Sure, it's easy to kick a movie like this: it was shot on video for very little money with no professional actors ... and very little in the way of production value. It's such a low-rent, derivative little pseudo-slasher that even if you enjoyed it (which you wouldn't) -- you certainly wouldn't remember it two days later. But I see all these dinky little DTV horror flicks as the calling cards of the next aspiring wave of Raimis, Jacksons, and Carpenters. So even while I know that most of these movies will suck cheese, I really do try to find something of value.
Sadly, Studio 666 has nothing like that to report. It's about a young lady rocker who blows her brains out, waits three months, possesses an old girlfriend of hers, and then slowly stalks and stabs the members of her old clique. The setting, of course, is a dilapidated old music studio. Or ... a vacant office with a few mixing boards and guitars thrown around.
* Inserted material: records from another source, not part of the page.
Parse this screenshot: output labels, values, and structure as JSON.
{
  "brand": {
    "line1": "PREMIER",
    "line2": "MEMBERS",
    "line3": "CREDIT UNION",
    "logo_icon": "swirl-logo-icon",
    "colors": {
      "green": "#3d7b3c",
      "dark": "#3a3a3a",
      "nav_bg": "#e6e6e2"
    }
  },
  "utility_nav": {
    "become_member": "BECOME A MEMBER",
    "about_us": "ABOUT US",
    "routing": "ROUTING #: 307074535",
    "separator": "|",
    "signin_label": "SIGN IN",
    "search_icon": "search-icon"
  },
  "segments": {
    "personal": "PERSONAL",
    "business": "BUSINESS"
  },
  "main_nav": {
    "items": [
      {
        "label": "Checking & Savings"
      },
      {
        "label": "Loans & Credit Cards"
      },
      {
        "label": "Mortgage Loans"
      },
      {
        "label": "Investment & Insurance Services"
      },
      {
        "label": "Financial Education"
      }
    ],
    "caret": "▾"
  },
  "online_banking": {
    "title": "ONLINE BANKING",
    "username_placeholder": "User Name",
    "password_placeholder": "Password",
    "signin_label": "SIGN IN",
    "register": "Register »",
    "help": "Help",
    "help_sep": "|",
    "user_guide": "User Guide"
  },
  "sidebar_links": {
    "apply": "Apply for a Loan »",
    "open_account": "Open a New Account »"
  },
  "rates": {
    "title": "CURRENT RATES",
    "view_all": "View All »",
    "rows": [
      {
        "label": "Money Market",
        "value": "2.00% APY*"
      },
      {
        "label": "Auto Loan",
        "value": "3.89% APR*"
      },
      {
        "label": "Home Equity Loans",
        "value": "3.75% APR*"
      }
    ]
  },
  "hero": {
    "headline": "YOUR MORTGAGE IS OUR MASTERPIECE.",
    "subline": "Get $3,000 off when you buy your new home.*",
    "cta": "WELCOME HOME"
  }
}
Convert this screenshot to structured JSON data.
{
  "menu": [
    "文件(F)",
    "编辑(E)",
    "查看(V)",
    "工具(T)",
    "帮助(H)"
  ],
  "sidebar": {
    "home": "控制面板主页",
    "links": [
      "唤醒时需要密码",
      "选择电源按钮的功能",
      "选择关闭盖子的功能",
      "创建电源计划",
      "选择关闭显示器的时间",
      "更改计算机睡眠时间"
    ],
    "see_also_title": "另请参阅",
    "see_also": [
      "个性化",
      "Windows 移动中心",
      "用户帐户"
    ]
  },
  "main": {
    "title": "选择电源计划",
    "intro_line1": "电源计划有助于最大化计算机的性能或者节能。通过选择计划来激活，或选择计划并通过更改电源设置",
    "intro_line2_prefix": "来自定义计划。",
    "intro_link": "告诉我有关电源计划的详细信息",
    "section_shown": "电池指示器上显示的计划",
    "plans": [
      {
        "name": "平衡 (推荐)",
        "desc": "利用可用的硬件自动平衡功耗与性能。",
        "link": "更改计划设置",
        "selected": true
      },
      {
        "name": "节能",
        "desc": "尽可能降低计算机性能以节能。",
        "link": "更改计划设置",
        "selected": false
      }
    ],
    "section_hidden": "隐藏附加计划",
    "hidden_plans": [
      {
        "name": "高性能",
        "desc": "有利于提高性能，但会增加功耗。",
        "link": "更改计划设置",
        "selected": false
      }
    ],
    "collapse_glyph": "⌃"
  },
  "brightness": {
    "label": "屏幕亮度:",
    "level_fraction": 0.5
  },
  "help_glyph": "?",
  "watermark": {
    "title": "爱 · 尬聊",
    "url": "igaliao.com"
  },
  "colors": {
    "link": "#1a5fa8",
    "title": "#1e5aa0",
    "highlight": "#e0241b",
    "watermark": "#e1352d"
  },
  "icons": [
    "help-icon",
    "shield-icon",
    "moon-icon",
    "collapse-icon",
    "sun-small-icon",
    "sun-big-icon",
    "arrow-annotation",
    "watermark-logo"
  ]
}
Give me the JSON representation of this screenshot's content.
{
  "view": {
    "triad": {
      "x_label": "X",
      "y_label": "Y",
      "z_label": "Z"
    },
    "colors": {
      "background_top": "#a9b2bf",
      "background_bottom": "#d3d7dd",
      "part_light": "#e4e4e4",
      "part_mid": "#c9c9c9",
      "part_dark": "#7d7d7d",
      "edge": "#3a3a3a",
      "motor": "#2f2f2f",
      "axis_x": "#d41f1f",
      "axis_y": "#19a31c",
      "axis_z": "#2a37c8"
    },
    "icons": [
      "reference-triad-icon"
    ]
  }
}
The movie's not particularly scary or funny or gory enough to keep the horror hardcores from flipping the thing off after twenty minutes (if they're not already fast asleep). The long and languid volleys of dialogue that occur between the slayings are a heavy price to pay for such a paltry parcel of carnage, and on the whole, Studio 666 looks like something that was slapped together over the course of three days.
Video: It's a fullscreen (and generally pretty awful) transfer.
Audio: Dolby Digital 2.0, which is whisper thin during the dialogue and annoyingly loud when the grungy music kicks in.
Extras: Five trailers from the Razor Digital collection: Xtracurricular, Men in Scoring Position, Man Outside, Kingdom of the Blind & Spring Fever USA.
I'm sure that Studio 666 was a labor of love for those who worked on the flick, and I hope they all move on to bigger and better schlockworks in the future, but frankly I'm just sick to death of the whole "shot-on-video in my backyard" stuff. Just because you own a video camera and grew up in love with Michael Meyers and Leatherface, that doesn't mean you should make movies.